Mindy: Yeah, that was a really, really, really fun day. Pete, the personal finance hero.
Scott: Yeah, he’s a superhero.
Mindy: He’s a superhero. His super powers are teaching people how to break free of the chains of their job.
Scott: It was funny because, not that it was ever in doubt, but this guy really lives out everything that he says. He lives in his house that he constructed from scratch, which faces a beautiful park. We walked into town where he has this building that he’s been rehabbing and has installed a co-working space and a kind of like a soap shop, a crafts shop where he splits his building with his wife and a partner and they’ve got the shop there. They host events there. I mean, it’s just incredible. He works with his hands every day and does exactly what he wants.

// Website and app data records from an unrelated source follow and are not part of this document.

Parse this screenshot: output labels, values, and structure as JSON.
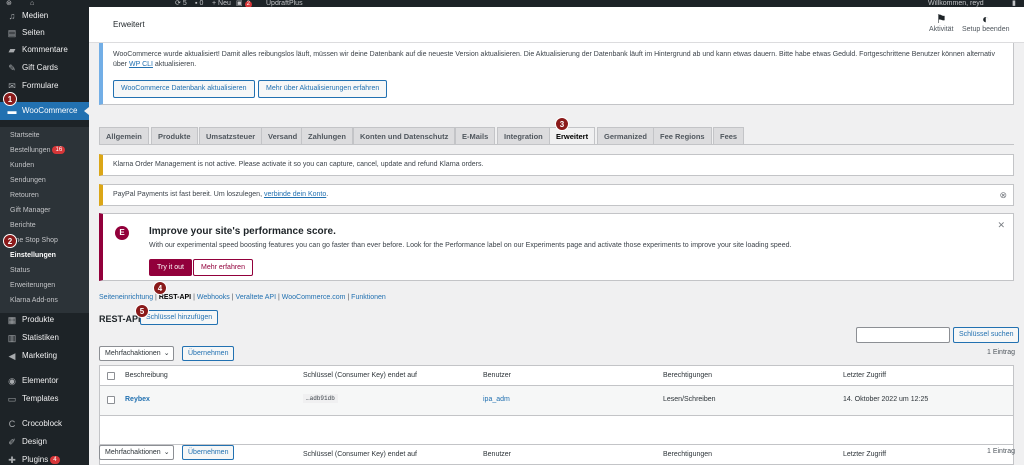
{
  "adminbar": {
    "updates_count": "5",
    "comments_count": "0",
    "new_label": "Neu",
    "plugin_badge": "2",
    "plugin_name": "UpdraftPlus",
    "greeting": "Willkommen, reyd"
  },
  "sidebar": {
    "top_items": [
      {
        "label": "Medien",
        "icon": "media-icon"
      },
      {
        "label": "Seiten",
        "icon": "pages-icon"
      },
      {
        "label": "Kommentare",
        "icon": "comments-icon"
      },
      {
        "label": "Gift Cards",
        "icon": "gift-cards-icon"
      },
      {
        "label": "Formulare",
        "icon": "forms-icon"
      }
    ],
    "woocommerce": "WooCommerce",
    "submenu": [
      {
        "label": "Startseite"
      },
      {
        "label": "Bestellungen",
        "badge": "16"
      },
      {
        "label": "Kunden"
      },
      {
        "label": "Sendungen"
      },
      {
        "label": "Retouren"
      },
      {
        "label": "Gift Manager"
      },
      {
        "label": "Berichte"
      },
      {
        "label": "One Stop Shop"
      },
      {
        "label": "Einstellungen"
      },
      {
        "label": "Status"
      },
      {
        "label": "Erweiterungen"
      },
      {
        "label": "Klarna Add-ons"
      }
    ],
    "bottom_items": [
      {
        "label": "Produkte",
        "icon": "products-icon"
      },
      {
        "label": "Statistiken",
        "icon": "analytics-icon"
      },
      {
        "label": "Marketing",
        "icon": "marketing-icon"
      },
      {
        "label": "Elementor",
        "icon": "elementor-icon"
      },
      {
        "label": "Templates",
        "icon": "templates-icon"
      },
      {
        "label": "Crocoblock",
        "icon": "crocoblock-icon"
      },
      {
        "label": "Design",
        "icon": "design-icon"
      },
      {
        "label": "Plugins",
        "icon": "plugins-icon",
        "badge": "4"
      }
    ]
  },
  "steps": [
    "1",
    "2",
    "3",
    "4",
    "5"
  ],
  "header": {
    "title": "Erweitert",
    "activity_label": "Aktivität",
    "setup_label": "Setup beenden"
  },
  "notice_update": {
    "text": "WooCommerce wurde aktualisiert! Damit alles reibungslos läuft, müssen wir deine Datenbank auf die neueste Version aktualisieren. Die Aktualisierung der Datenbank läuft im Hintergrund ab und kann etwas dauern. Bitte habe etwas Geduld. Fortgeschrittene Benutzer können alternativ über",
    "link": "WP CLI",
    "text_after": "aktualisieren.",
    "button_update": "WooCommerce Datenbank aktualisieren",
    "button_more": "Mehr über Aktualisierungen erfahren"
  },
  "tabs": [
    "Allgemein",
    "Produkte",
    "Umsatzsteuer",
    "Versand",
    "Zahlungen",
    "Konten und Datenschutz",
    "E-Mails",
    "Integration",
    "Erweitert",
    "Germanized",
    "Fee Regions",
    "Fees"
  ],
  "notice_klarna": "Klarna Order Management is not active. Please activate it so you can capture, cancel, update and refund Klarna orders.",
  "notice_paypal": {
    "text": "PayPal Payments ist fast bereit. Um loszulegen,",
    "link": "verbinde dein Konto",
    "end": "."
  },
  "promo": {
    "title": "Improve your site's performance score.",
    "text": "With our experimental speed boosting features you can go faster than ever before. Look for the Performance label on our Experiments page and activate those experiments to improve your site loading speed.",
    "try_label": "Try it out",
    "more_label": "Mehr erfahren"
  },
  "subnav": {
    "items": [
      "Seiteneinrichtung",
      "REST-API",
      "Webhooks",
      "Veraltete API",
      "WooCommerce.com",
      "Funktionen"
    ],
    "separator": "|"
  },
  "rest": {
    "heading": "REST-API",
    "add_key": "Schlüssel hinzufügen",
    "search_button": "Schlüssel suchen",
    "bulk_label": "Mehrfachaktionen",
    "apply_label": "Übernehmen",
    "count": "1 Eintrag",
    "columns": [
      "Beschreibung",
      "Schlüssel (Consumer Key) endet auf",
      "Benutzer",
      "Berechtigungen",
      "Letzter Zugriff"
    ],
    "row": {
      "description": "Reybex",
      "key": "…adb91db",
      "user": "ipa_adm",
      "permissions": "Lesen/Schreiben",
      "last_access": "14. Oktober 2022 um 12:25"
    }
  },
  "colors": {
    "accent": "#2271b1",
    "sidebar": "#1d2327",
    "elementor": "#92003b",
    "step": "#8a1a1a"
  }
}
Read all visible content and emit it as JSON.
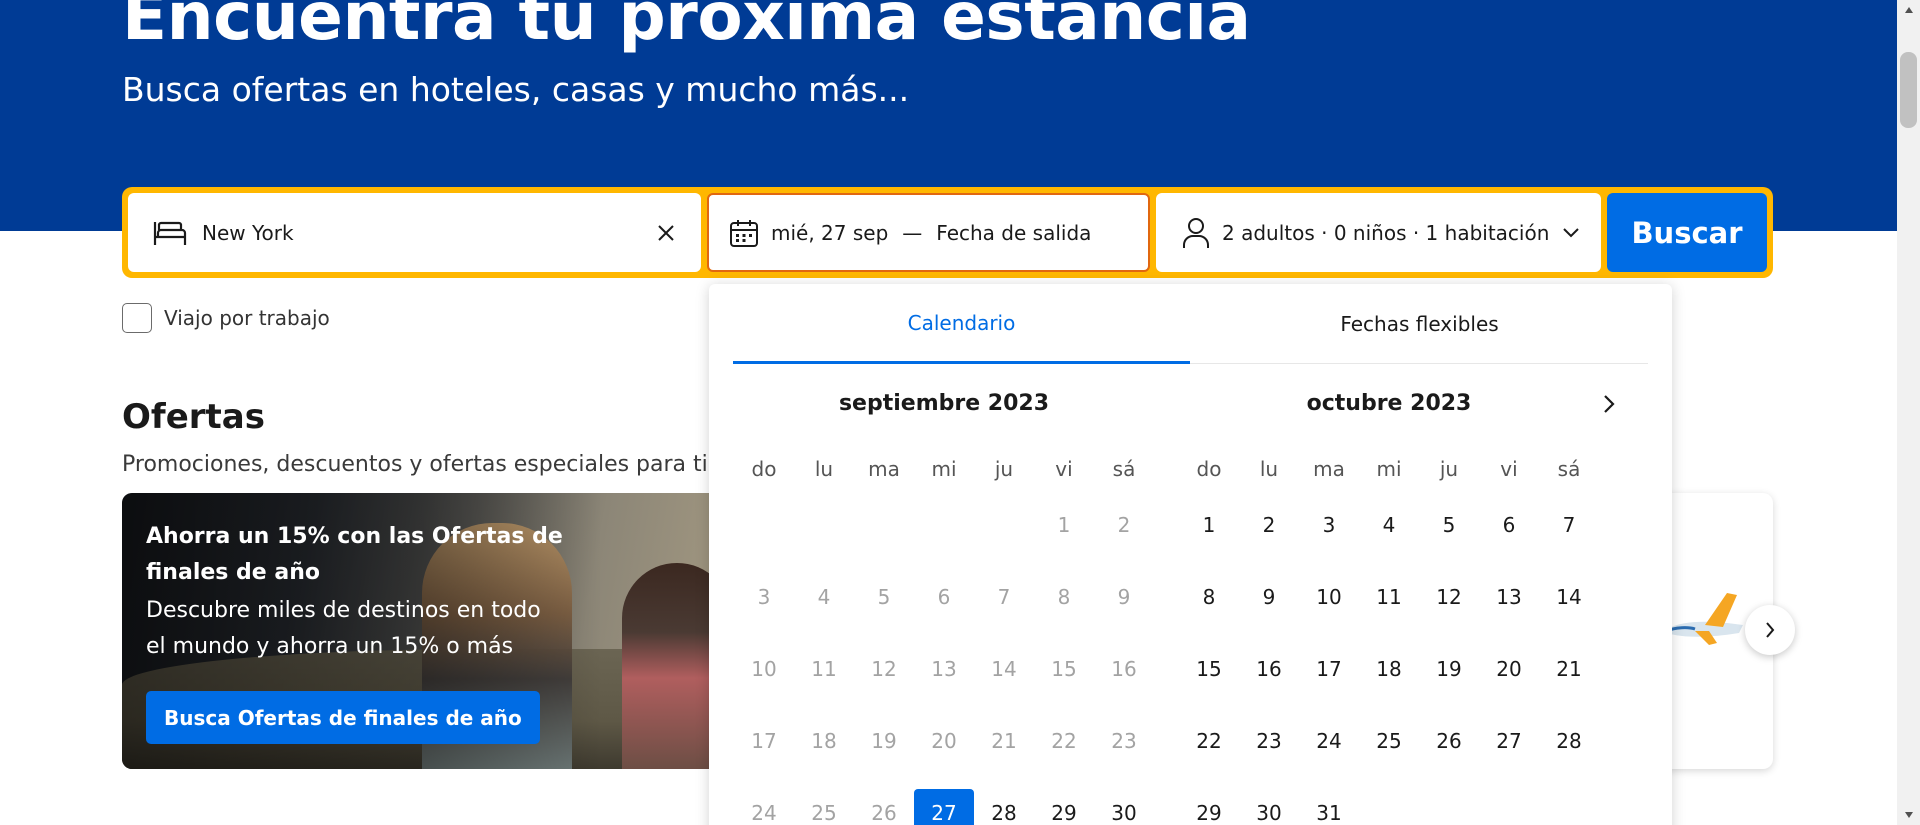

Pete: Yes, and just to sit and talk with him, he is really just constrained financially. Okay, constrained is not the right word. He doesn’t blow money on stupid crap. That’s just not his desire. And it’s really interesting, with the success of his blog, he doesn’t have to just spend, I think he says $25,000 a year. But he still does. It’s just, I don’t want anything so I don’t spend any money on things that I don’t want.
Scott: The big pickup I got from him was it’s not necessarily the money. It’s optimization and happiness in general. How can you do something more efficiently? And I think that he gets a real pleasure out of doing things very efficiently as he should. That’s something that I got a lot of pleasure out of. He was talking about how he was able to get a lot of construction materials for this project for free.
Mindy: It’s almost like a game to him. Like, how little money can I spend? It’s kind of fun to spend some time with him and just watch him.
Scott: Yeah, it’s pretty amazing. Well, from us, a huge thanks to Pete, Mr. Money Mustache, for being our first guest on our first show. Very, very special and very, very awesome to get to hear from you and your philosophy. So thank you very much.
Mindy: And now, my selfish plea. We are a new show. This is Episode Number 1, and we currently have zero ratings and reviews on iTunes. So if you enjoyed the show, please, please go to iTunes and leave us a rating and a review and tell people about it and share the show so that we can continue to bring you really amazing guests.
Mindy: For Episode Number 1 of the BiggerPockets Money Show, this is Mindy Jensen. Over and out.